More feedback stated that I hadn’t focused much on her asking him how important oral sex was. The letter describes a partner who wants to do it but gives no indication of how much of a desire this is. So it would have been more useful to detail how to have a conversation to identify early on if this is something very important to a partner or not.

A colleague (who wishes to be anonymous) gave me some more detailed pointers around the approach I had taken in my reply. They said:

“Every time I go to read something you’re written, I’ve done so with excitement, and I always have a satisfying experience and can say, “She speaks my words better than I can.” I think this article misses something. I think the article pussyfoots around.

I understand all the loveydovey stuff and the idea of not trying to talk someone into doing it. I think you miss the point that the bottom line is that relationships, long term relationships, disparity of “eager willingness” to participate is a killer, and that needs to be said, without compromise.

The world changes. Oral sex today IS yesterday’s handshake. While oral sex may not have been de rigueur in earlier centuries, it is so today. If a couple are mismatched on the inclusion of erotic oral sex in the bed dance, people who desire it somehow seem to find other partners with whom to share it. That’s common reality, without judgment, but to avoid discussing it simply misses the point that I’m surprised you didn’t include.

Yes, for some people in some places it is important, but it is important to find out this distinction prior to “I do.” Rarely are cock or tit size deal breakers, though they may have been part of the overall process of mate selection. The oral sex trip doesn’t equate with those other factors. For those to whom it matters, it matters, and if that is not addressed early, disaster will occur. Note I say will.

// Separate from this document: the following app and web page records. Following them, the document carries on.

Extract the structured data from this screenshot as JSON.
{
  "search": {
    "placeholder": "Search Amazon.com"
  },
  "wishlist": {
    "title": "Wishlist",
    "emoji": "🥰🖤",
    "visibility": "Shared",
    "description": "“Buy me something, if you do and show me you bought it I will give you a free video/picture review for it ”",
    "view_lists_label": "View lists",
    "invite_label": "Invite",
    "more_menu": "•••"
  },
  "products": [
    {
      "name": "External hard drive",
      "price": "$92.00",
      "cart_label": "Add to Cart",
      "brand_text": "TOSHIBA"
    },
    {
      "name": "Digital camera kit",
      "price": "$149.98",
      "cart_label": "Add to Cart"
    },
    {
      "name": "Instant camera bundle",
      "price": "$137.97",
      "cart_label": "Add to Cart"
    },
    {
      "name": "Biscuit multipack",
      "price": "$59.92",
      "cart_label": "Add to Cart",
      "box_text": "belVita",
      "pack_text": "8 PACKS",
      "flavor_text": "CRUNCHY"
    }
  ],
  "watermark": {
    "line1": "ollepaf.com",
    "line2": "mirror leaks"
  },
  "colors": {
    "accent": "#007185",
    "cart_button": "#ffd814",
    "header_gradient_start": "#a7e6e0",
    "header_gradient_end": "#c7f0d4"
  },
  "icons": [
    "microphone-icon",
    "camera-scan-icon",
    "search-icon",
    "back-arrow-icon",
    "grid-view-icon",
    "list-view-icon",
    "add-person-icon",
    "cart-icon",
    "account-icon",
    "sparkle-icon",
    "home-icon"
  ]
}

By the way. the word “cocksucker” has changed considerably in its meanings over the past number of decades, from epithet to award. Taboo can work in many ways, as CA Tripp and Jack Morin have written.

I still like equating oral sex with the handshake. When you talk about other options, I think about other directly sexual options, and there is a generally, but not rigid, observable order to the inclusion of other directly sexual options. Thus, in either order, usually first coitus or first oral, followed by anal. I think that anal is the crossover behaviour, that once anal sex is part of the equation or has been discussed/evaluated as not being part of their sexual package, then all other possibilities follow from that. It is my bet, though, that disparity in desire for mutuality of oral sex in a relationship, will behaviourally be a deal breaker.

Ya see, I think that for most couples, the birthday blowjob with attitude is not what most men like, nor do most women want a guy to go down on them with a close-pin on his nose. ( I know it’s a het assumption.) Quid pro quo sex ain’t never gonna work, and in our culture, in this time, I think it is foolhardy to think that it won’t matter. Yes, I’d equate it with the porn/anti-porn couple, it’s that much of a barometer.”

The problem, my reply and the above responses to it may be useful for those who are questioning about oral sex, or who offer therapy or work in psycho/sexual health. Not least to explore some of the values we have about oral. About its changing importance in relationships and popular (Western) culture, about how this may impact in different relationships (particularly lgb ones), and how therapists and educators may internalise values about oral that in turn affect their practice.

Comments are closed.